═══ RAW DATA

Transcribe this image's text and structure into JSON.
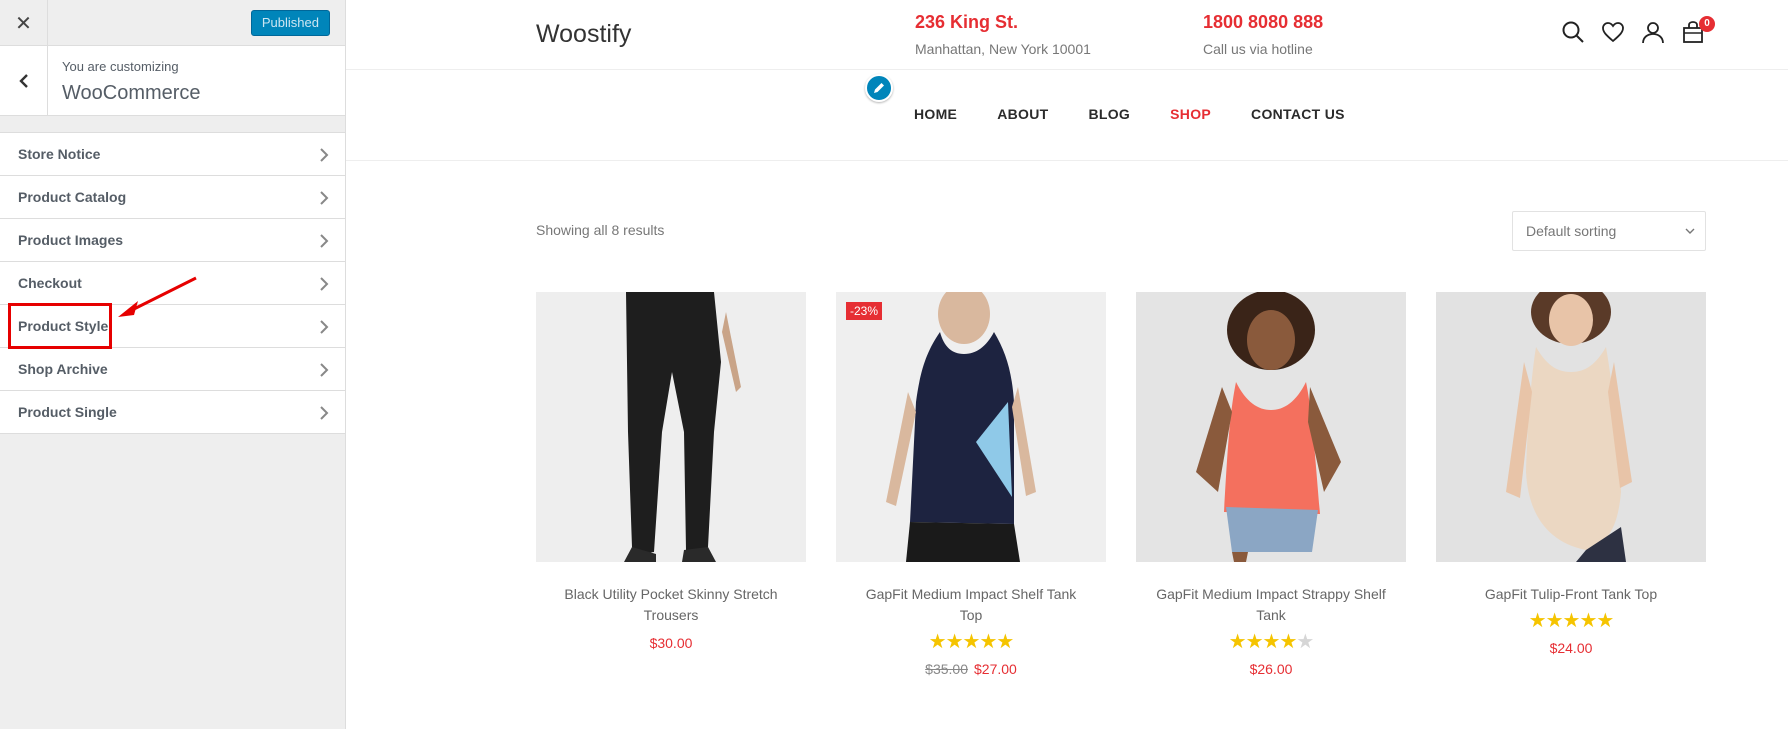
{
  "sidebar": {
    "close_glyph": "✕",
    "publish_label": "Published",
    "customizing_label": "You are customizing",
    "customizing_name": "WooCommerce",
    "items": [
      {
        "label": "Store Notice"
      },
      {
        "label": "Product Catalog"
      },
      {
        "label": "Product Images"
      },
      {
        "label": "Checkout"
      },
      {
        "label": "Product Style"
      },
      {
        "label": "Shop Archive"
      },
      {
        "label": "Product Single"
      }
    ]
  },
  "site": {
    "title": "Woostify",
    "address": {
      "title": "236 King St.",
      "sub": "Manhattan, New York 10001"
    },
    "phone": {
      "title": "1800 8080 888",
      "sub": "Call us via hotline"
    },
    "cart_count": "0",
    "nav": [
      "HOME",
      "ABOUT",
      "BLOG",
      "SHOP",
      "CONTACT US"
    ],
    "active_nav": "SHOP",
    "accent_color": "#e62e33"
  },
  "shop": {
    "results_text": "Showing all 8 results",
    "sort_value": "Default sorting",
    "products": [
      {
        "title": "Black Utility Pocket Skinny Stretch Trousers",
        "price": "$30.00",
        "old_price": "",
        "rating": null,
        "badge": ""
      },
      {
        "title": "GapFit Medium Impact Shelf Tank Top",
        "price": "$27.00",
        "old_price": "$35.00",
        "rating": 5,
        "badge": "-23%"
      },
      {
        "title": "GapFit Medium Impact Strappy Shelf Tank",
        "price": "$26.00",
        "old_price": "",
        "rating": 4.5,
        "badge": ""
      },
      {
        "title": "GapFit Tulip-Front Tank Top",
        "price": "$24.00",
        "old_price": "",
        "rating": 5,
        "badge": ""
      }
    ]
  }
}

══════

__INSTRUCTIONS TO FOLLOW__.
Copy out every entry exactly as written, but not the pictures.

__SOLUTION__.
Transcribe this image's text and structure into JSON.
{
  "sidebar": {
    "close_glyph": "✕",
    "publish_label": "Published",
    "customizing_label": "You are customizing",
    "customizing_name": "WooCommerce",
    "items": [
      {
        "label": "Store Notice"
      },
      {
        "label": "Product Catalog"
      },
      {
        "label": "Product Images"
      },
      {
        "label": "Checkout"
      },
      {
        "label": "Product Style"
      },
      {
        "label": "Shop Archive"
      },
      {
        "label": "Product Single"
      }
    ]
  },
  "site": {
    "title": "Woostify",
    "address": {
      "title": "236 King St.",
      "sub": "Manhattan, New York 10001"
    },
    "phone": {
      "title": "1800 8080 888",
      "sub": "Call us via hotline"
    },
    "cart_count": "0",
    "nav": [
      "HOME",
      "ABOUT",
      "BLOG",
      "SHOP",
      "CONTACT US"
    ],
    "active_nav": "SHOP",
    "accent_color": "#e62e33"
  },
  "shop": {
    "results_text": "Showing all 8 results",
    "sort_value": "Default sorting",
    "products": [
      {
        "title": "Black Utility Pocket Skinny Stretch Trousers",
        "price": "$30.00",
        "old_price": "",
        "rating": null,
        "badge": ""
      },
      {
        "title": "GapFit Medium Impact Shelf Tank Top",
        "price": "$27.00",
        "old_price": "$35.00",
        "rating": 5,
        "badge": "-23%"
      },
      {
        "title": "GapFit Medium Impact Strappy Shelf Tank",
        "price": "$26.00",
        "old_price": "",
        "rating": 4.5,
        "badge": ""
      },
      {
        "title": "GapFit Tulip-Front Tank Top",
        "price": "$24.00",
        "old_price": "",
        "rating": 5,
        "badge": ""
      }
    ]
  }
}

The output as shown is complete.